TaqMan probes are hydrolysis probes that are designed to increase the specificity of quantitative PCR. The method was first reported in 1991 by researchers at Cetus Corporation,[1] and the technology was subsequently developed by Roche Molecular Diagnostics for diagnostic assays and by Applied Biosystems for research applications.

The TaqMan probe principle relies on the 5´–3´ exonuclease activity of Taq polymerase to cleave a dual-labeled probe during hybridization to the complementary target sequence and fluorophore-based detection.[2] As in other quantitative PCR methods, the resulting fluorescence signal permits quantitative measurements of the accumulation of the product during the exponential stages of the PCR; however, the TaqMan probe significantly increases the specificity of the detection. TaqMan probes were named after the videogame PacMan (Taq Polymerase + PacMan = TaqMan) as its mechanism is based on the PacMan principle.[3]


Figure 1: TaqMan probe chemistry mechanism

TaqMan probes consist of a fluorophore covalently attached to the 5’-end of the oligonucleotide probe and a quencher at the 3’-end[4] (Figure 1). Several different fluorophores (e.g. 6-carboxyfluorescein, acronym: FAM, or tetrachlorofluorescein, acronym: TET) and quenchers (e.g. tetramethylrhodamine, acronym: TAMRA, or dihydrocyclopyrroloindole tripeptide minor groove binder, acronym: MGB) are available.[5] The quencher molecule quenches the fluorescence emitted by the fluorophore when excited by the cycler’s light source via FRET (Fluorescence Resonance Energy Transfer).[6] As long as the fluorophore and the quencher are in proximity, quenching inhibits any fluorescence signals (Figure 1).

TaqMan probes are designed such that they anneal within a DNA region amplified by a specific set of primers. (Unlike the diagram, the probe binds to single stranded DNA.) As the Taq polymerase extends the primer and synthesizes the nascent strand (again, on a single-strand template, but in the direction opposite to that shown in the diagram, i.e. from 3' to 5' of the complementary strand), the 5' to 3' exonuclease activity of the Taq polymerase degrades the probe that has annealed to the template. Degradation of the probe releases the fluorophore from it and breaks the close proximity to the quencher, thus relieving the quenching effect and allowing fluorescence of the fluorophore. Hence, fluorescence detected in the quantitative PCR thermal cycler is directly proportional to the fluorophore released and the amount of DNA template present in the PCR.

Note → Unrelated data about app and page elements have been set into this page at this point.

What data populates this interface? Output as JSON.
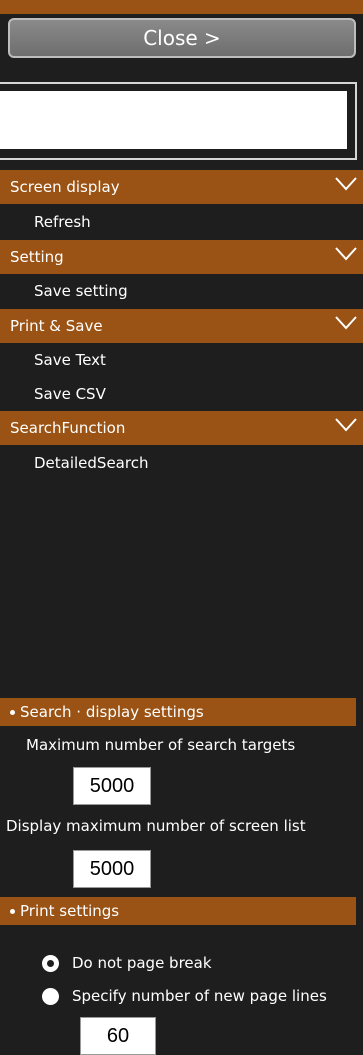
{
  "close_button": {
    "label": "Close >"
  },
  "search": {
    "value": ""
  },
  "menu": {
    "sections": [
      {
        "title": "Screen display",
        "items": [
          "Refresh"
        ]
      },
      {
        "title": "Setting",
        "items": [
          "Save setting"
        ]
      },
      {
        "title": "Print & Save",
        "items": [
          "Save Text",
          "Save CSV"
        ]
      },
      {
        "title": "SearchFunction",
        "items": [
          "DetailedSearch"
        ]
      }
    ]
  },
  "search_display_settings": {
    "header": "Search · display settings",
    "max_search_targets_label": "Maximum number of search targets",
    "max_search_targets_value": "5000",
    "max_screen_list_label": "Display maximum number of screen list",
    "max_screen_list_value": "5000"
  },
  "print_settings": {
    "header": "Print settings",
    "options": [
      "Do not page break",
      "Specify number of new page lines"
    ],
    "selected_index": 0,
    "page_lines_value": "60"
  },
  "colors": {
    "accent": "#9a5314",
    "background": "#1e1e1e",
    "button": "#7a7a7a"
  }
}
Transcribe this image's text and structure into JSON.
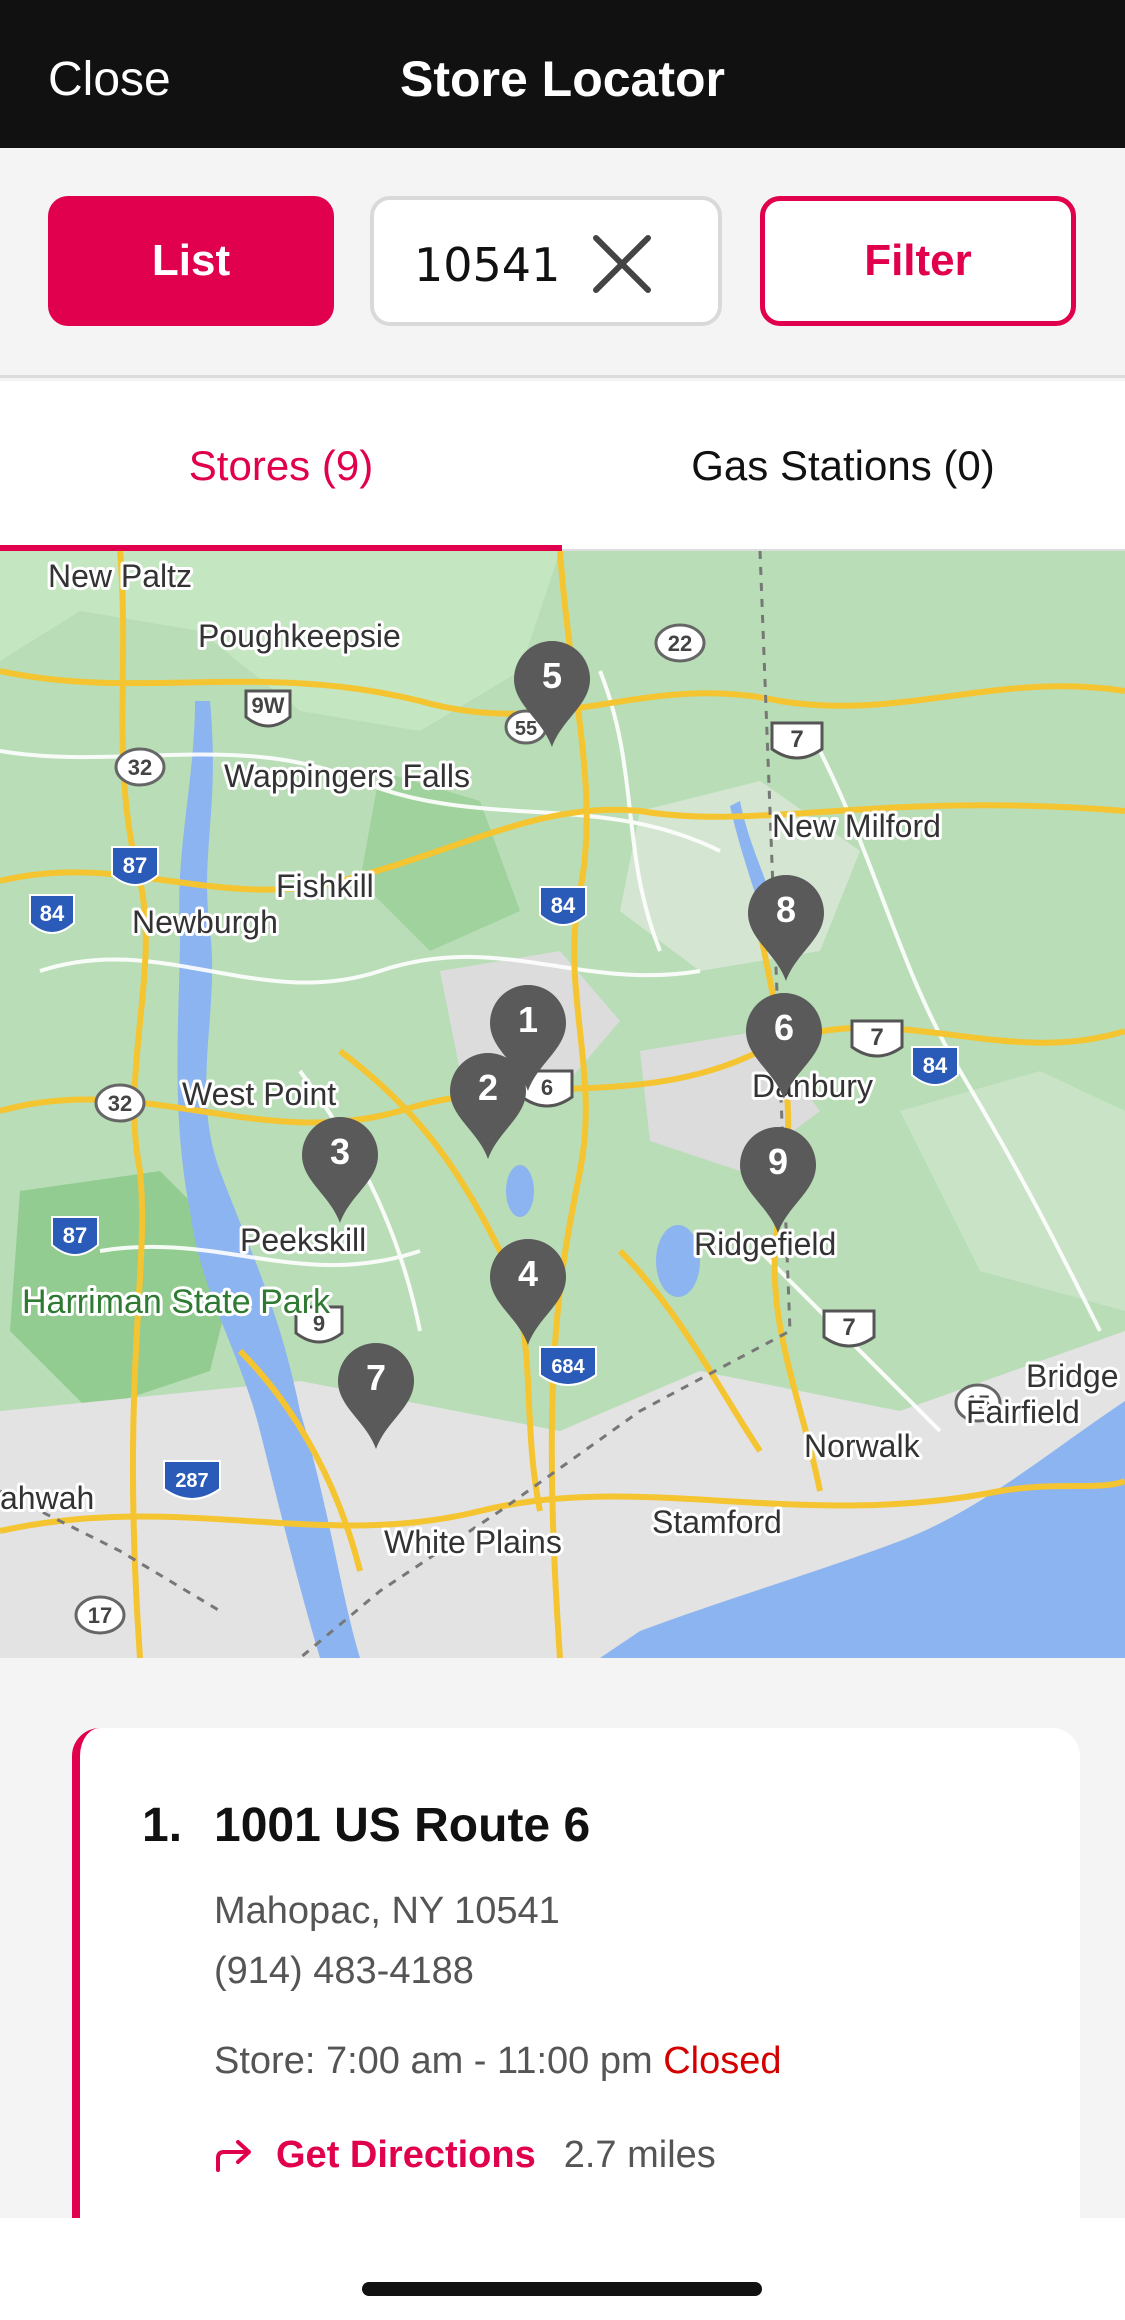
{
  "header": {
    "close_label": "Close",
    "title": "Store Locator"
  },
  "controls": {
    "list_label": "List",
    "zip_value": "10541",
    "filter_label": "Filter"
  },
  "tabs": [
    {
      "label": "Stores (9)",
      "active": true
    },
    {
      "label": "Gas Stations (0)",
      "active": false
    }
  ],
  "map": {
    "places": [
      "New Paltz",
      "Poughkeepsie",
      "Wappingers Falls",
      "Fishkill",
      "Newburgh",
      "West Point",
      "Peekskill",
      "Harriman State Park",
      "New Milford",
      "Danbury",
      "Ridgefield",
      "Norwalk",
      "Fairfield",
      "Stamford",
      "White Plains",
      "ahwah",
      "Bridge"
    ],
    "shields": [
      "22",
      "9W",
      "32",
      "55",
      "7",
      "87",
      "84",
      "84",
      "7",
      "84",
      "6",
      "32",
      "87",
      "9",
      "684",
      "7",
      "15",
      "287",
      "17"
    ],
    "pins": [
      "1",
      "2",
      "3",
      "4",
      "5",
      "6",
      "7",
      "8",
      "9"
    ]
  },
  "store": {
    "number": "1.",
    "address": "1001 US Route 6",
    "city": "Mahopac, NY 10541",
    "phone": "(914) 483-4188",
    "hours_label": "Store: 7:00 am - 11:00 pm",
    "status": "Closed",
    "directions_label": "Get Directions",
    "distance": "2.7 miles"
  },
  "colors": {
    "accent": "#e0004d",
    "status_closed": "#d40000",
    "header_bg": "#111111"
  }
}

TaqMan probe-based assays are widely used in quantitative PCR in research and medical laboratories:

  • Determine the viral load in clinical specimens (HIV, Hepatitis)
  • Bacterial Identification[7] assays
  • DNA quantification

See also

Notes and references

  1. ^ Holland, P. M.; Abramson, R. D.; Watson, R.; Gelfand, D. H. (1991). "Detection of specific polymerase chain reaction product by utilizing the 5'----3' exonuclease activity of Thermus aquaticus DNA polymerase". Proceedings of the National Academy of Sciences of the United States of America 88 (16): 7276–7280.  
  2. ^ TaqMan Gene Expression - NCBI Projects
  3. ^ The Real-Time TaqMan PCR and Applications in Veterinary Medicine - From PacMan to TaqMan - a computer game revisited
  4. ^ TaqMan Probes: Introduction, functioning and applications
  5. ^ Kutyavin IV, Afonina IA, Mills A, Gorn VV, Lukhtanov EA, Belousov ES, Singer MJ, Walburger DK, Lokhov SG, Gall AA, Dempcy R, Reed MW, Meyer RB, Hedgpeth J (2000). "3′-Minor groove binder-DNA probes increase sequence specificity at PCR extension temperatures". Nucleic Acids Res 28 (2): 655–661.  
  6. ^ Bustin SA (October 2000). "Absolute quantification of mRNA using real-time reverse transcription polymerase chain reaction assays". J. Mol. Endocrinol. 25 (2): 169–93.  
  7. ^ AlleleID - Assay Design for Bacterial Identification

External links

1. TaqMan RT-PCR resources - primer databases, software, protocols.
2. Beacon Designer - Software to design real time PCR primers and probes including SYBR Green primers, TaqMan Probes, Molecular Beacons.